I am going to offer a different opinion than the previous posters. I went through similar feelings to the ones you were having. I was putting all of my energy into my job, when what I really wanted was a family. I quit about 6 months ago. Although it is very hard financially, and that is a stress, it has allowed me to focus on ttc, and have the time to find out what is really wrong and see the right doctors. It turns out I have some immune issues. For some of us getting the right diagnosis takes not only a lot of time researching on your own, but also consulting with a few different RE’s.

I like to think that when I need another job I will be able to find one, and things will work out.

For me, I’m 37, I know that I have just a few years left to chase this dream, and I have to do everything I can or I would regret it.

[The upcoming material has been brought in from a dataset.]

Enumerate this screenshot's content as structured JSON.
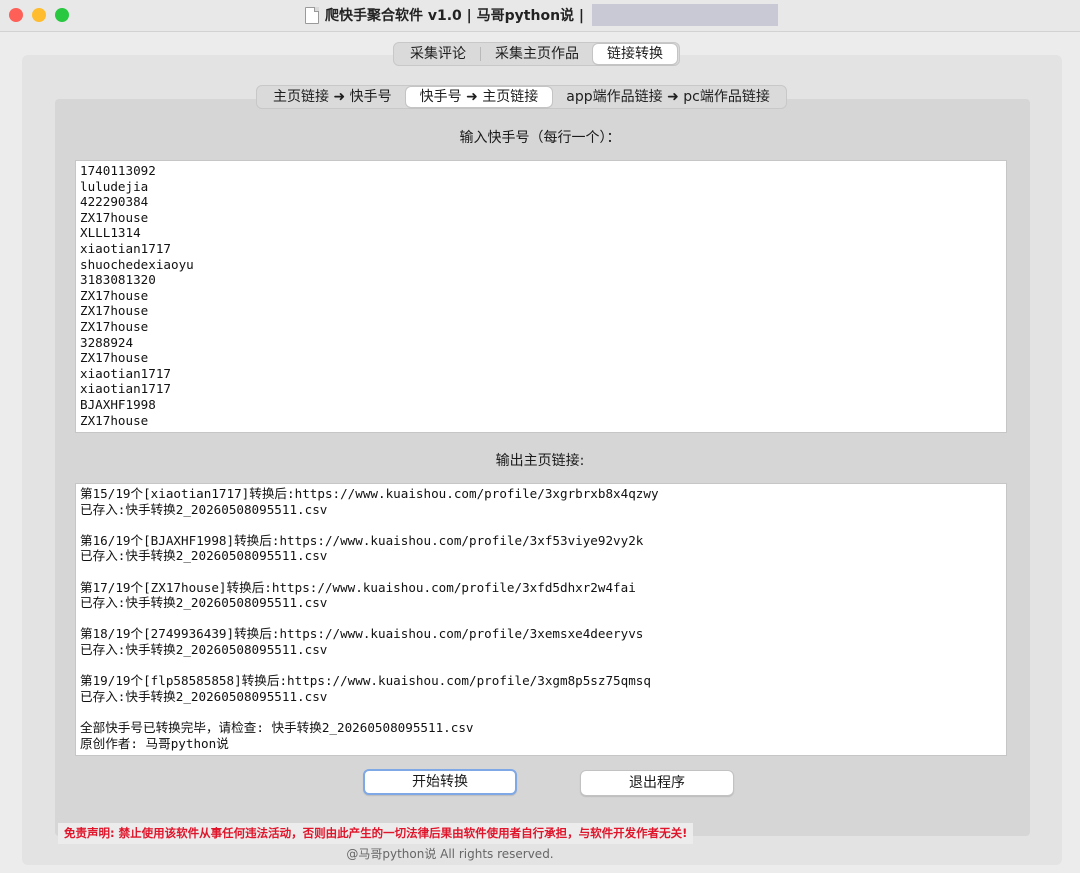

also…I have not been a tiny bit bored, there is so much to do every day!

Good luck whatever you decide!
E[/quote]

Elika, I really like the point about using the time to research and visiting more than one RE for consults. I’m the same age as you and also realize there is only few years left to chase this dream.

If I were to end my job, it won’t be until early Fall, plus I need the months to heal from the latest IVF (I find out today whether there is a heartbeat at 8 weeks - there wasn’t one last week).


#12

Hi Elika,
I am still working but trying not to let it stress me out. DH and I also took a 6-month break from the whole IVF thing. But we’ve decided to try again in June. Hopefully, we will be blessed this year with a BFP. I know a BFP is just the first step. But we have yet to see a BFP and we have been trying since 2006 (naturally) and with an RE since 2009.

Thanks to everyone for providing such interesting perspectivies on this matter! It has helped me think about this situation with all your viewpoints.
:grouphug:

[quote=Elika]Hi deedee, what did you end up doing?

I am going to offer a different opinion than the previous posters. I went through similar feelings to the ones you were having. I was putting all of my energy into my job, when what I really wanted was a family. I quit about 6 months ago. Although it is very hard financially, and that is a stress, it has allowed me to focus on ttc, and have the time to find out what is really wrong and see the right doctors. It turns out I have some immune issues. For some of us getting the right diagnosis takes not only a lot of time researching on your own, but also consulting with a few different RE’s.

I like to think that when I need another job I will be able to find one, and things will work out.

For me, I’m 37, I know that I have just a few years left to chase this dream, and I have to do everything I can or I would regret it.

also…I have not been a tiny bit bored, there is so much to do every day!

Good luck whatever you decide!
E[/quote]